Airline ticket prices to rise by hundreds of euros this winter for travel outside Europe
Flying within Europe will cost dozens of euros more per ticket this winter, while intercontinental travel will likely see prices rise by hundreds, industry experts told De Telegraaf. The price increases will not only be because of the rising price of fuel, but also because of tax and fee hikes.
"We expect price increases of between 10 and 20 percent in the winter as a result of the flight tax, the sharp increase in airport charges and more expensive kerosene," said Marnix Fruitema of aviation representative organization Barin in an interview with the newspaper.
A somewhat longer distance trip to the Canary Islands or Cape Verde will be about 100 euros more expensive this winter, and about 50 to 60 euros more expensive next summer. “This means that travel is becoming more expensive, while purchasing power is falling. The consumer will take a step back,” said Corendon’s Steven van der Heijden to De Telegraaf.
Oil price up 50%, Schiphol fees rising by 37%, Departure tax will triple
The rising cost of fuel is down to the oil price, which is about 50 percent higher than in January. Airlines which hedged their bets by securing advanced fixed-price contracts on fuel before the surge have been able to largely avoid raising their prices thus far, but that will soon change, the newspaper said. Van der Heijden said that Corendon secured most of its fuel last year at about 700 dollars per ton. Since then, it rose to 1,100 dollars at a time when the euro has lost value against the dollar. “Fortunately, we are now seeing a slightly declining trend as the oil price is falling,” he said.
Take-off and landing fees at Schiphol Airport will also rise by 37 percent over the next three years, with the airport originally having planned to raise fees by 42 percent. The rate hike will be implemented to shore up revenue, as Schiphol said it lost out on 1.6 billion euros in income during the first two years of the coronavirus pandemic. EasyJet previously estimated that its passengers will spend about 40 euros in charges on top of the price of a ticket.
Additionally, the tax on airline tickets for most departing passengers will jump from 8 euros this year to 24 euros next year. Finance Minister Sigrid Kaag said in the past she believed that will make the more sustainable option of traveling by train a more attractive choice than flying.
Low prices and deals will not disappear completely
EasyJet’s Netherlands director, William Vet, said that there will still be cheap tickets.

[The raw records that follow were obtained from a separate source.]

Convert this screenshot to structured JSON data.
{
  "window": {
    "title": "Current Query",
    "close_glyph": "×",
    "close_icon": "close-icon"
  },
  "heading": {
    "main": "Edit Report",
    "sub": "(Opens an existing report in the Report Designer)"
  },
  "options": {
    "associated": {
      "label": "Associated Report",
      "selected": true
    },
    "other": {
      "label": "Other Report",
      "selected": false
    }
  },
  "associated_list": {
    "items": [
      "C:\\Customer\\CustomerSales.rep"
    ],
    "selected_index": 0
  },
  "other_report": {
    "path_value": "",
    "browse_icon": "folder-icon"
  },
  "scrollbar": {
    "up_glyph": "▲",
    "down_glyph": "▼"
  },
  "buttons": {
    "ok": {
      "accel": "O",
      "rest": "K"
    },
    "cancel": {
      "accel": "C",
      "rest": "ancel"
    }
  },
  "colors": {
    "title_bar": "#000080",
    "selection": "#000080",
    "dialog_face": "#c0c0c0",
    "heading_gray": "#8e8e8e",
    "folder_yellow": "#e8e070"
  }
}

The airline counts on selling out flights to help cover other price increases, and generates additional revenue by unbundling its fare from added fees, like meal service, reserved seating, and baggage charges.
Ticket prices on EasyJet have risen by about 8 percent, De Telegraaf reported, and other carriers need to remain vigilant with their pricing. "On some routes, prices simply cannot be increased because there is a lot of competition," a KLM spokesperson said to the newspaper.
Transavia CEO Marcel de Nooijer commented that he would like to at least see the tax increase on departing passengers put towards sustainable investments in flying. “It is a pity that the government does not allow the flight tax to flow back into a contribution for cleaner aviation,” he said.